-- WHAT NEEDS TO BE DONE --
Go through the entries below and copy each line containing the word "Specify".

[DATA FOR THIS TASK]

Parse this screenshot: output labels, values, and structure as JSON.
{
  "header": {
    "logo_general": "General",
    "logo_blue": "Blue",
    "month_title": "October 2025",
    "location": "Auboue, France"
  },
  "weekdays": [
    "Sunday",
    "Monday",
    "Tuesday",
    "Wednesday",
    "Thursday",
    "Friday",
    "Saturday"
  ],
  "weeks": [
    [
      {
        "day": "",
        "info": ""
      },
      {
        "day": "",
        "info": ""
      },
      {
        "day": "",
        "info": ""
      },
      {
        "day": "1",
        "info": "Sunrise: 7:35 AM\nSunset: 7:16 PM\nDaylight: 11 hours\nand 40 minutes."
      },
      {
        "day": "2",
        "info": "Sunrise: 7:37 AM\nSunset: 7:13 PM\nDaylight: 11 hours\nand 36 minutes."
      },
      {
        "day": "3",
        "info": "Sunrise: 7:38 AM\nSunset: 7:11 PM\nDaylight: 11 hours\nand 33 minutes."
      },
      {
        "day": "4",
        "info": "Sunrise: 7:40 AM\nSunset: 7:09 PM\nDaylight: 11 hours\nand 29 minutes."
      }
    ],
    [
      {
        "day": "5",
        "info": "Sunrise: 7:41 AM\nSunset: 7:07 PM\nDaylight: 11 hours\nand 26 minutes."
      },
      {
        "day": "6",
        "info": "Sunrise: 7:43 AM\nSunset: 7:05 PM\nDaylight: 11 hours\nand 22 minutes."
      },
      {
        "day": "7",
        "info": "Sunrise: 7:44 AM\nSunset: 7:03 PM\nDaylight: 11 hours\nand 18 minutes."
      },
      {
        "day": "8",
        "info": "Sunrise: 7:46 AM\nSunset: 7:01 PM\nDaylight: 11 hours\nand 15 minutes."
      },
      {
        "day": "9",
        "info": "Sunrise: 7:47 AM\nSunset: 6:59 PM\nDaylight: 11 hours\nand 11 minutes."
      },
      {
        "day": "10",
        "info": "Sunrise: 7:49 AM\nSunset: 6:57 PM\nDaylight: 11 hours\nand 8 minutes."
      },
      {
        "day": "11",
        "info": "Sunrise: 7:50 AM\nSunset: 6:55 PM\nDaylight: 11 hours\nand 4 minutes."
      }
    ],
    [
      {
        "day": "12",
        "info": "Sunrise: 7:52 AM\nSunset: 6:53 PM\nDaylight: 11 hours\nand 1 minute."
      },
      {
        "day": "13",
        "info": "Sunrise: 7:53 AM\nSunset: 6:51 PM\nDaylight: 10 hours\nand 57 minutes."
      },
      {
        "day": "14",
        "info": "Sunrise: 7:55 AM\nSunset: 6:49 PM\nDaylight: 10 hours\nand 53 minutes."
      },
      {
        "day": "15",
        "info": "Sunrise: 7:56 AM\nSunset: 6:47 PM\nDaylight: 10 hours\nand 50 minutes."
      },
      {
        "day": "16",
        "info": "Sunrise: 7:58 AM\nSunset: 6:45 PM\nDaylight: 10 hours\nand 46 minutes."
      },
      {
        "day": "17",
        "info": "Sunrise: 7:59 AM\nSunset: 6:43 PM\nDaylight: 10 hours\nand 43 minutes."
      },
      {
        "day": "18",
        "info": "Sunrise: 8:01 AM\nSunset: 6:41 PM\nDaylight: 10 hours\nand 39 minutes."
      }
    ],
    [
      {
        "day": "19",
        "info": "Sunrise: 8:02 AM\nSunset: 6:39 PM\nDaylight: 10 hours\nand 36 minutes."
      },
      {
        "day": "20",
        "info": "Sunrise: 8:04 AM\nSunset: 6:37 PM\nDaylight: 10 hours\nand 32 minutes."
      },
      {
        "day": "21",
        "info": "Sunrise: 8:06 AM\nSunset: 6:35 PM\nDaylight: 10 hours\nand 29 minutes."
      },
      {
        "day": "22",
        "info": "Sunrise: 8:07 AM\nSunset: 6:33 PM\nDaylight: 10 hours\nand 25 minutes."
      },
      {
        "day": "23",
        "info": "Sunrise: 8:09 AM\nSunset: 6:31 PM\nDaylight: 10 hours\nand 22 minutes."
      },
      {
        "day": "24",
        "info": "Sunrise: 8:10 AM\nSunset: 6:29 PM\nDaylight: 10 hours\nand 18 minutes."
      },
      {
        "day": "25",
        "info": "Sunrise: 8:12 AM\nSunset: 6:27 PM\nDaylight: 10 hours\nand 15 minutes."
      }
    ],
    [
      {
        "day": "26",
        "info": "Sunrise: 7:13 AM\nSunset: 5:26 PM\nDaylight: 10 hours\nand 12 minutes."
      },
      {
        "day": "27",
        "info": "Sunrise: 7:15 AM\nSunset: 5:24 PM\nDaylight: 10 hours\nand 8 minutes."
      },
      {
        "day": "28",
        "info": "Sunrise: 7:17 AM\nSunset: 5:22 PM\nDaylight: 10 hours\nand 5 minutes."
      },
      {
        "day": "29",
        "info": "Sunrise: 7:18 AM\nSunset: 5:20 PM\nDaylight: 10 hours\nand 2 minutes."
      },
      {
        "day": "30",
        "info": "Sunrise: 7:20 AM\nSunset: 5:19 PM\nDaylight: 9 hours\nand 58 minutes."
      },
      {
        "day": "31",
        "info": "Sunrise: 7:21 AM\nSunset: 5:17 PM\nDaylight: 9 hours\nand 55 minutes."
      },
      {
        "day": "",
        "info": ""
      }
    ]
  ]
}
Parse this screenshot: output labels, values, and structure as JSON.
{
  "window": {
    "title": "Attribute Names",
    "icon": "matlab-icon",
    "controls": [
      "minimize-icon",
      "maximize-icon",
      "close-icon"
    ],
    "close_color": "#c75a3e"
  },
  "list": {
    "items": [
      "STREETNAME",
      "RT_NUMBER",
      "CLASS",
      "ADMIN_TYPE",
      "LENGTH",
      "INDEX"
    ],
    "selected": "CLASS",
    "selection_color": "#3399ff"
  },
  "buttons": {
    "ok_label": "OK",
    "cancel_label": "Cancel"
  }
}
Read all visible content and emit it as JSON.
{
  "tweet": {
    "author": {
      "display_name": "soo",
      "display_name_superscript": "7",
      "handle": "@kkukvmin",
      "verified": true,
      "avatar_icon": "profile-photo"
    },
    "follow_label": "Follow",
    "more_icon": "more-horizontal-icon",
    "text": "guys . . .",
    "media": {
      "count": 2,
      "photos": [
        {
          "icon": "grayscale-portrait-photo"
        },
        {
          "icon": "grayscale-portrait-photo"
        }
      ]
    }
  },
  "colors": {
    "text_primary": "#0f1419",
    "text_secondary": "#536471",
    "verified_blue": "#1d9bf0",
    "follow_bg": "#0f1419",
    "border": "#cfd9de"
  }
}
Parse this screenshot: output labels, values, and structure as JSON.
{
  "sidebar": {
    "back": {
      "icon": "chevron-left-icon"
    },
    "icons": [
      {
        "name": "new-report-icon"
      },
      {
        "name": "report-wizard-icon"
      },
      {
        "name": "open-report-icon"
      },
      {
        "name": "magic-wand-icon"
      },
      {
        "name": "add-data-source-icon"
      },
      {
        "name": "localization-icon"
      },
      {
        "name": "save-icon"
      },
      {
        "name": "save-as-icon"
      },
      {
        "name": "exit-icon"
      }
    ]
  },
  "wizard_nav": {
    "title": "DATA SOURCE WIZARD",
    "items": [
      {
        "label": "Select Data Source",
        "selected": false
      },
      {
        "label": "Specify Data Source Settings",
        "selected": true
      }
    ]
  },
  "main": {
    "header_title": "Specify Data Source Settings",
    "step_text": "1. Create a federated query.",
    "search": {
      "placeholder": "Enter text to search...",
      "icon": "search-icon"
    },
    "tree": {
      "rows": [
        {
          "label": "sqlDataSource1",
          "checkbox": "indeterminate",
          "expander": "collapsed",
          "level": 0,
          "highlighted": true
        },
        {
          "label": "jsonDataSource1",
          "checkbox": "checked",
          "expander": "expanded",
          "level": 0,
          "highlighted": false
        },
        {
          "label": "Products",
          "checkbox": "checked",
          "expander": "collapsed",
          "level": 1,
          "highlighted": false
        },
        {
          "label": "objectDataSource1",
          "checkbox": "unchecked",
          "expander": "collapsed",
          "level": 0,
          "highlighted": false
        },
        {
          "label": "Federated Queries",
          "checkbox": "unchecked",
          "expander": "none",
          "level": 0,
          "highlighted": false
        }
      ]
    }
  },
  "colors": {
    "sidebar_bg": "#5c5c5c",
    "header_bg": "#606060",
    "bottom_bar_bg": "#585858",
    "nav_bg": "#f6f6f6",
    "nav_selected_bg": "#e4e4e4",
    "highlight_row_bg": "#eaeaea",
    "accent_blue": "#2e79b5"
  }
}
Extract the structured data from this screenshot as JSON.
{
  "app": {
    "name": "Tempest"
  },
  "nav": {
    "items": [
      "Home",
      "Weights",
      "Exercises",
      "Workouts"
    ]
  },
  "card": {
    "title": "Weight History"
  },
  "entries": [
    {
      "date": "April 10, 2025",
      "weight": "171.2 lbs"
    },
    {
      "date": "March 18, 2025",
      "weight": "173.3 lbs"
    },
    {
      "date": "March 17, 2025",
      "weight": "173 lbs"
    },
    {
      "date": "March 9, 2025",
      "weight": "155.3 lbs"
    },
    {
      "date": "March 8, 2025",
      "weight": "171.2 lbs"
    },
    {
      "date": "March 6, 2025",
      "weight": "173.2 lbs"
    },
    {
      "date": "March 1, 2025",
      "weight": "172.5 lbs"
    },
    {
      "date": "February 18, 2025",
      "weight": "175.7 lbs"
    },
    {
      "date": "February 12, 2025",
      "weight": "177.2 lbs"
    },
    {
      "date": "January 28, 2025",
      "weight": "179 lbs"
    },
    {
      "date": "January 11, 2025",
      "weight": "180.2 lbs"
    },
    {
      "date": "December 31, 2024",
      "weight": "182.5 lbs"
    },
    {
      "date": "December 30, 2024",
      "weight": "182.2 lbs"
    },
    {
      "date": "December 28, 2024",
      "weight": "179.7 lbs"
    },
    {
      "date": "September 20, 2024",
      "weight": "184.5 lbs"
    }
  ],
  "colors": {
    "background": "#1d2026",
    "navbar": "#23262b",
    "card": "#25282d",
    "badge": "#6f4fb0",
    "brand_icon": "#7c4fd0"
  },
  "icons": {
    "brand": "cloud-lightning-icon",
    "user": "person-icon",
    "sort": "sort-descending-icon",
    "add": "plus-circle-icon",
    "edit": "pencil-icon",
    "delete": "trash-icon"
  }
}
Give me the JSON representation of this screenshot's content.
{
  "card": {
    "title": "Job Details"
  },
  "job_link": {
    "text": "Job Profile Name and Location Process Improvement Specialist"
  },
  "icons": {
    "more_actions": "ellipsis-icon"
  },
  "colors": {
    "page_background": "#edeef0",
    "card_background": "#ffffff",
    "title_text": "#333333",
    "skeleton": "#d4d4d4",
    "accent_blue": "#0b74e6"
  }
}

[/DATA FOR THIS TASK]

-- ANSWER BOX --
        "label": "Specify Data Source Settings",
    "header_title": "Specify Data Source Settings",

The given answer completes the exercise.